With Groundhog Day and its prognostications two days behind us, it is now Feb. 4 (as of the St. Paul Journal's publication date), which puts us smack in the middle of the three-month period deemed as winter. Since the winter Solstice on Dec. 21, there were 10 more days of December, 31 days of January and now four days in February, adding up to 45 days. From here on in, there are 25 more days of February, thanks to Leap Year, and the Vernal Equinox is on March 20 this year, so that adds up to another 45 days.
Will spring arrive March 20? Not likely, no matter who saw their shadow on Sunday. Six weeks from Feb 2 would only bring us to March 15, which is an even more unlikely date, and from that I’d say six weeks of winter is a sure thing, shadow or not.
If I recall correctly, our first snowfall came on Thanksgiving Day, Oct. 14, which is now 113 days ago. If today’s the middle, that would bring us to… let’s see… May 27, a week and a half after the May long weekend, and while we know very well we could see snow then, we sure don’t want to.
Some predict weather by the calendar and some by weather events. My father always said that 90 days after a fog, rain or snow would occur. Going by that, the foggy days of December would give us some sort of unwelcome precipitation at the end of March, and after last week, more in the last week of April, hopefully, but not necessarily in the form of April showers. Even that is a good month ahead of May 27, but here’s hoping that if we must have precipitation then, showers are what we will get.
We definitely don’t want February showers, like we had last week, turning sidewalks into skating rinks and sending the sanding trucks out in time to get people to work the next morning. In Elk Point, enough of us were afraid of the freezing rain warning that we voted to delay our library board meeting, for the first time I can remember.
Compared to many areas of the country, we have received very little snow so far, with our driveway only requiring plowing three or four times, a far cry from Newfoundland’s massive dump that snowed in houses right up to the eaves. Even Vancouver Island, where many go to escape winter, got a sizeable dump and had to close roads and schools.

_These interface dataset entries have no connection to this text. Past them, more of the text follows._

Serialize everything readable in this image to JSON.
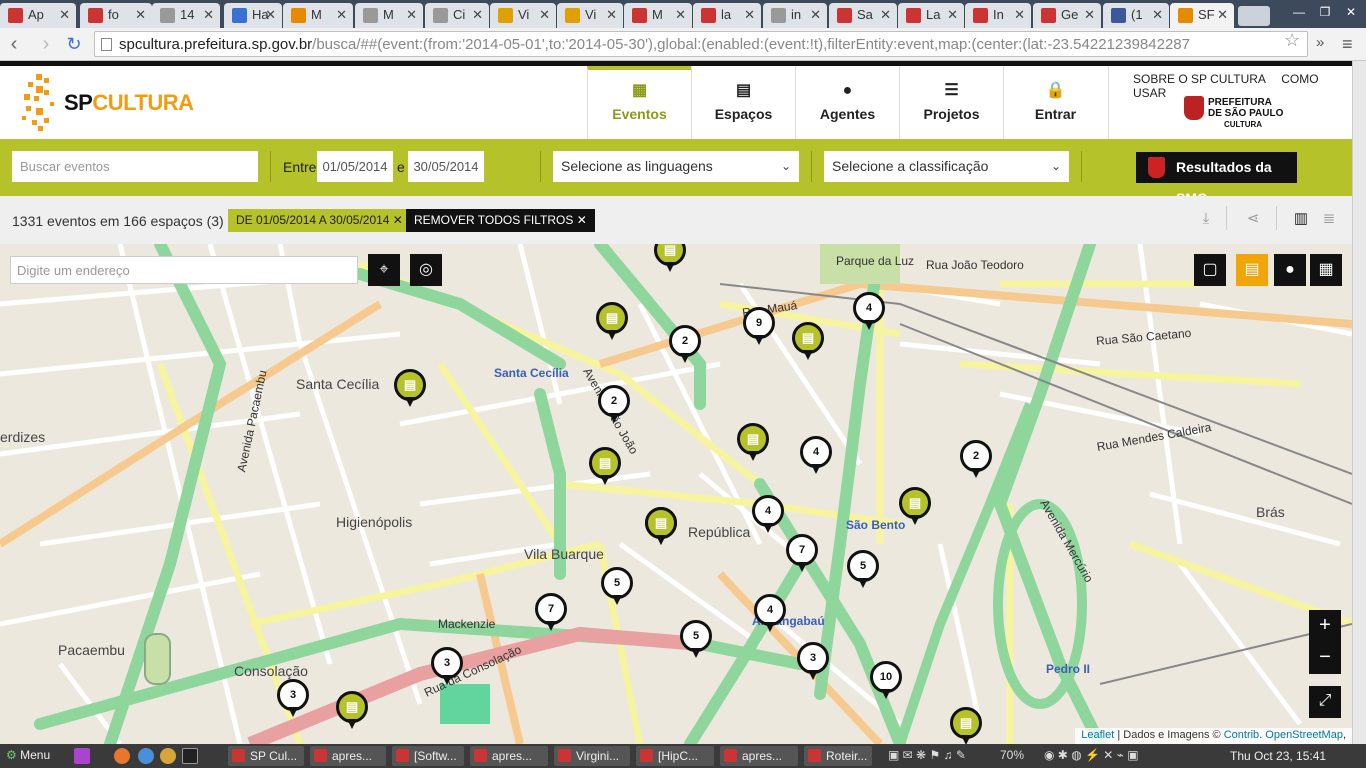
{
  "browser": {
    "tabs": [
      {
        "label": "Ap",
        "fav": "#c33"
      },
      {
        "label": "fo",
        "fav": "#c33"
      },
      {
        "label": "14",
        "fav": "#999"
      },
      {
        "label": "Ha",
        "fav": "#3a70d0"
      },
      {
        "label": "M",
        "fav": "#e68a00"
      },
      {
        "label": "M",
        "fav": "#999"
      },
      {
        "label": "Ci",
        "fav": "#999"
      },
      {
        "label": "Vi",
        "fav": "#e0a000"
      },
      {
        "label": "Vi",
        "fav": "#e0a000"
      },
      {
        "label": "M",
        "fav": "#c33"
      },
      {
        "label": "la",
        "fav": "#c33"
      },
      {
        "label": "in",
        "fav": "#999"
      },
      {
        "label": "Sa",
        "fav": "#c33"
      },
      {
        "label": "La",
        "fav": "#c33"
      },
      {
        "label": "In",
        "fav": "#c33"
      },
      {
        "label": "Ge",
        "fav": "#c33"
      },
      {
        "label": "(1",
        "fav": "#3b5998"
      },
      {
        "label": "SF",
        "fav": "#e68a00"
      }
    ],
    "url_host": "spcultura.prefeitura.sp.gov.br",
    "url_path": "/busca/##(event:(from:'2014-05-01',to:'2014-05-30'),global:(enabled:(event:!t),filterEntity:event,map:(center:(lat:-23.54221239842287"
  },
  "site": {
    "logo_sp": "SP",
    "logo_cultura": "CULTURA",
    "nav": [
      {
        "label": "Eventos",
        "icon": "calendar-icon"
      },
      {
        "label": "Espaços",
        "icon": "building-icon"
      },
      {
        "label": "Agentes",
        "icon": "person-icon"
      },
      {
        "label": "Projetos",
        "icon": "document-icon"
      },
      {
        "label": "Entrar",
        "icon": "lock-icon"
      }
    ],
    "top_links": [
      "SOBRE O SP CULTURA",
      "COMO USAR"
    ],
    "prefeitura": "PREFEITURA DE SÃO PAULO",
    "prefeitura_sub": "CULTURA"
  },
  "filters": {
    "search_placeholder": "Buscar eventos",
    "between": "Entre",
    "from": "01/05/2014",
    "and": "e",
    "to": "30/05/2014",
    "linguagens": "Selecione as linguagens",
    "classificacao": "Selecione a classificação",
    "smc_button": "Resultados da SMC"
  },
  "results": {
    "count": "1331 eventos em 166 espaços (3)",
    "chip_date": "DE 01/05/2014 A 30/05/2014 ✕",
    "chip_remove": "REMOVER TODOS FILTROS ✕"
  },
  "map": {
    "address_placeholder": "Digite um endereço",
    "attribution_leaflet": "Leaflet",
    "attribution_text": " | Dados e Imagens © ",
    "attribution_contrib": "Contrib. OpenStreetMap",
    "attribution_end": ",",
    "labels": [
      {
        "text": "Santa Cecília",
        "cls": "big"
      },
      {
        "text": "Santa Cecília",
        "cls": "station"
      },
      {
        "text": "Higienópolis",
        "cls": "big"
      },
      {
        "text": "Vila Buarque",
        "cls": "big"
      },
      {
        "text": "República",
        "cls": "big"
      },
      {
        "text": "Consolação",
        "cls": "big"
      },
      {
        "text": "Pacaembu",
        "cls": "big"
      },
      {
        "text": "Parque da Luz",
        "cls": ""
      },
      {
        "text": "São Bento",
        "cls": "station"
      },
      {
        "text": "Anhangabaú",
        "cls": "station"
      },
      {
        "text": "Brás",
        "cls": "big"
      },
      {
        "text": "Pedro II",
        "cls": "station"
      },
      {
        "text": "Mackenzie",
        "cls": ""
      },
      {
        "text": "Rua Mauá",
        "cls": ""
      },
      {
        "text": "Rua João Teodoro",
        "cls": ""
      },
      {
        "text": "Avenida Pacaembu",
        "cls": ""
      },
      {
        "text": "Rua da Consolação",
        "cls": ""
      },
      {
        "text": "Avenida São João",
        "cls": ""
      },
      {
        "text": "Rua Mendes Caldeira",
        "cls": ""
      },
      {
        "text": "Avenida Mercúrio",
        "cls": ""
      },
      {
        "text": "Rua São Caetano",
        "cls": ""
      },
      {
        "text": "erdizes",
        "cls": "big"
      }
    ],
    "markers": [
      "",
      "",
      "2",
      "9",
      "",
      "4",
      "",
      "2",
      "",
      "",
      "4",
      "2",
      "",
      "",
      "4",
      "",
      "7",
      "5",
      "5",
      "7",
      "4",
      "5",
      "3",
      "3",
      "3",
      "10",
      "",
      ""
    ]
  },
  "taskbar": {
    "menu": "Menu",
    "items": [
      "SP Cul...",
      "apres...",
      "[Softw...",
      "apres...",
      "Virgini...",
      "[HipC...",
      "apres...",
      "Roteir..."
    ],
    "battery": "70%",
    "clock": "Thu Oct 23, 15:41"
  }
}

The islanders, however, escaped having to deal with the extreme cold that we no longer expect as normal winter weather. Years ago, we took -40 temperatures in our stride, just putting on another couple of layers before we went out to do chores, but in recent years, we’ve been spoiled by warmer winters and even -30 has become a rare phenomenon, and one that had our temperatures colder than Iqaluit a few mornings, and on those mornings, we were exceedingly glad for ourselves and very sympathetic for the younger generation now feeding and calving out cows.
I was thankful the I could mostly work from home on those days of bitter cold, and the days of fog, and my husband was quite content to dig into this year’s seed catalogues and hand over lists of his choices for me to order online. He’s chomping at the bit to get the plants that take the longest to start into the trays and under the grow lights, now that he’s harvested a former deck planter full of green onions and is faithfully watering and encouraging another planter filled with spinach. Homegrown spinach in February sure sounds good to me, and he also has a lettuce plant or two to coax along.
We are also coaxing our big front door planters back to life. When we brought them into the garage last fall, the geraniums and other plants were frostbitten, but the spikes were still almost as happy as in midsummer. They are now on a desk under the window in my sewing room and we are excited to see new growth starting on what had looked like dead plants, and maybe even some on my mini rosebushes! Here’s hoping!